As mentioned earlier, the White Plymouth Rock bird still serves as the singular point of origin for chicken. Whereas for fish, there is Salmon, Tilapia, Shrimp, including others. A growing trend is that of Aquacultures. Aquaculture farming for fish and seafood has provided a parallel to the purpose-driven model of the “Chicken of Tomorrow” contest. An article titled, Urban Fish Farming: Wave Of The Future?, by Brent Baughman, introduces us to a scientist from Brooklyn College in New York named Martin Schreibman, who says, “it just occurred to me and my colleagues that we can grow a lot of fish in a very small area, on land, under controlled conditions. And there are no antibiotics, pesticides or hormones” [7].

Aquacultures are not anything new. Fish ponds have been built for millennia. But building aquacultures with the hope of supporting food consumption is a recent phenomenon. Aquacultures can develop fish, seafood, and leafy greens that are currently being tested to provide for a more efficient way of food production. With the ocean getting more polluted by the day, and a lack of self-interest in society to solve a gargantuan issue shall push such alternatives to the forefront. The World Bank supports the development and deployment of aquacultures to help food security and improve responsible fish and shellfish farming practices [8]. A critical endorsement by a financial institution supporting a particular means of production to address potential economic issues. Global aquacultures support the U.S. Fish and seafood industry with close to 40% of the overall 80% imports, resulting in a $10.4 billion deficit, according to National Oceanic and Atmospheric Administration [9]. A growing number of companies, such as Aquabounty Technologies, Natural Shrimp, Blue Ridge Aquaculture Inc, serve as barometers to view the growth of the Aquaculture industry. Any wide-spread market adoption of aquaculture services or technologies shall result in a reduction of reliance on imports for fish and seafood.

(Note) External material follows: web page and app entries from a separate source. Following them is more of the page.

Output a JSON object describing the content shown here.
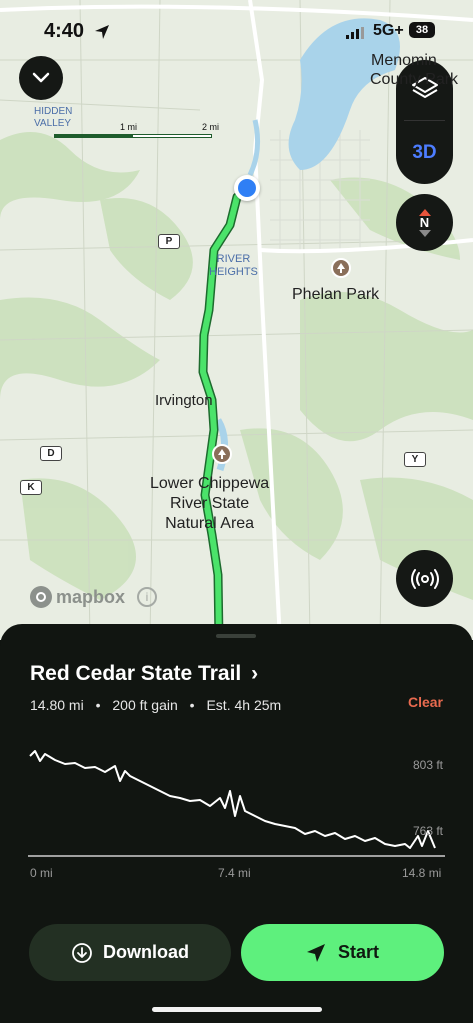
{
  "status_bar": {
    "time": "4:40",
    "network": "5G+",
    "battery": "38"
  },
  "map": {
    "labels": {
      "hidden_valley": "HIDDEN\nVALLEY",
      "menomonie": "Menomin",
      "county_park": "County Park",
      "river_heights": "RIVER\nHEIGHTS",
      "phelan_park": "Phelan Park",
      "irvington": "Irvington",
      "lower_chippewa": "Lower Chippewa\nRiver State\nNatural Area"
    },
    "road_badges": [
      "P",
      "D",
      "K",
      "Y"
    ],
    "scale": {
      "one": "1 mi",
      "two": "2 mi"
    },
    "attribution": "mapbox",
    "buttons": {
      "three_d": "3D",
      "compass_n": "N"
    }
  },
  "trail": {
    "name": "Red Cedar State Trail",
    "distance": "14.80 mi",
    "gain": "200 ft gain",
    "estimate": "Est. 4h 25m",
    "clear_label": "Clear"
  },
  "elevation": {
    "y_top_label": "803 ft",
    "y_bottom_label": "763 ft",
    "x_labels": [
      "0 mi",
      "7.4 mi",
      "14.8 mi"
    ]
  },
  "actions": {
    "download": "Download",
    "start": "Start"
  },
  "colors": {
    "route": "#4be36a",
    "start_button": "#5ef07d",
    "clear": "#e86a4f",
    "location_dot": "#2f7ff5",
    "water": "#a9d3ea"
  }
}
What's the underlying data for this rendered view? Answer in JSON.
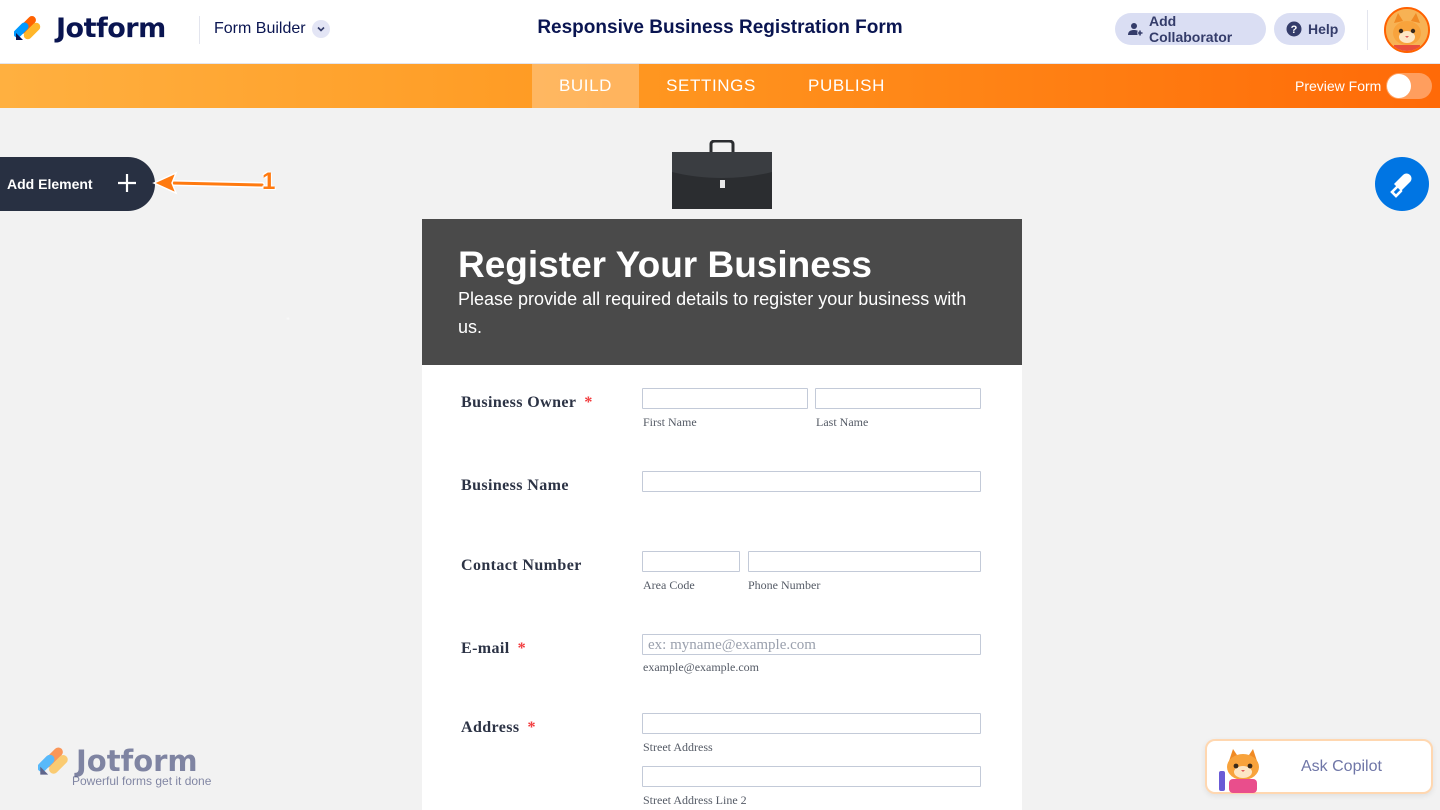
{
  "header": {
    "brand": "Jotform",
    "builder_menu": "Form Builder",
    "form_title": "Responsive Business Registration Form",
    "add_collaborator": "Add Collaborator",
    "help": "Help"
  },
  "nav": {
    "tabs": [
      {
        "label": "BUILD",
        "active": true
      },
      {
        "label": "SETTINGS",
        "active": false
      },
      {
        "label": "PUBLISH",
        "active": false
      }
    ],
    "preview_label": "Preview Form",
    "preview_on": false
  },
  "canvas": {
    "add_element": "Add Element",
    "annotation_number": "1"
  },
  "form": {
    "heading": "Register Your Business",
    "subheading": "Please provide all required details to register your business with us.",
    "fields": {
      "owner": {
        "label": "Business Owner",
        "required": "*",
        "first": "First Name",
        "last": "Last Name"
      },
      "business_name": {
        "label": "Business Name"
      },
      "contact": {
        "label": "Contact Number",
        "area": "Area Code",
        "phone": "Phone Number"
      },
      "email": {
        "label": "E-mail",
        "required": "*",
        "placeholder": "ex: myname@example.com",
        "hint": "example@example.com"
      },
      "address": {
        "label": "Address",
        "required": "*",
        "line1": "Street Address",
        "line2": "Street Address Line 2"
      }
    }
  },
  "watermark": {
    "brand": "Jotform",
    "tagline": "Powerful forms get it done"
  },
  "copilot": {
    "label": "Ask Copilot"
  },
  "colors": {
    "brand_navy": "#0a1551",
    "nav_orange": "#ff7a10",
    "accent_blue": "#0075e3",
    "form_header": "#4a4a4a",
    "required_red": "#f23a3c"
  }
}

If the historical example of the Chicken of Tomorrow contest can serve as any reference, a concerted effort to solve a particular problem can solve multiple derivates. The primary problem seeking to be addressed by the Chicken of Tomorrow contest participants was to build a better product that would provide a better feed to gain ratio. In 1970, Salmon farming maintained a 2.8 feed to gain ration compared to 1.2 in 2017 due to 30 years of technological developments [10]. The feed to gain ratio of 1.2 is far superior to the less than two pounds for poultry, as mentioned earlier. While the Chicken of Tomorrow contest is history, the Fish of Today contest is well and away with participants chipping away looking to create a superior product with derivates that can mean a lifetime of change in taste pallets. This engagement is not a referendum on poultry consumption, but an argument for food alternatives. It is crucial to arrive at a moment of understanding that food consumption in the next 15-20 years will be drastically different compared to now, and to be prepared with efficient alternatives will only lead to a better socio-economic platform.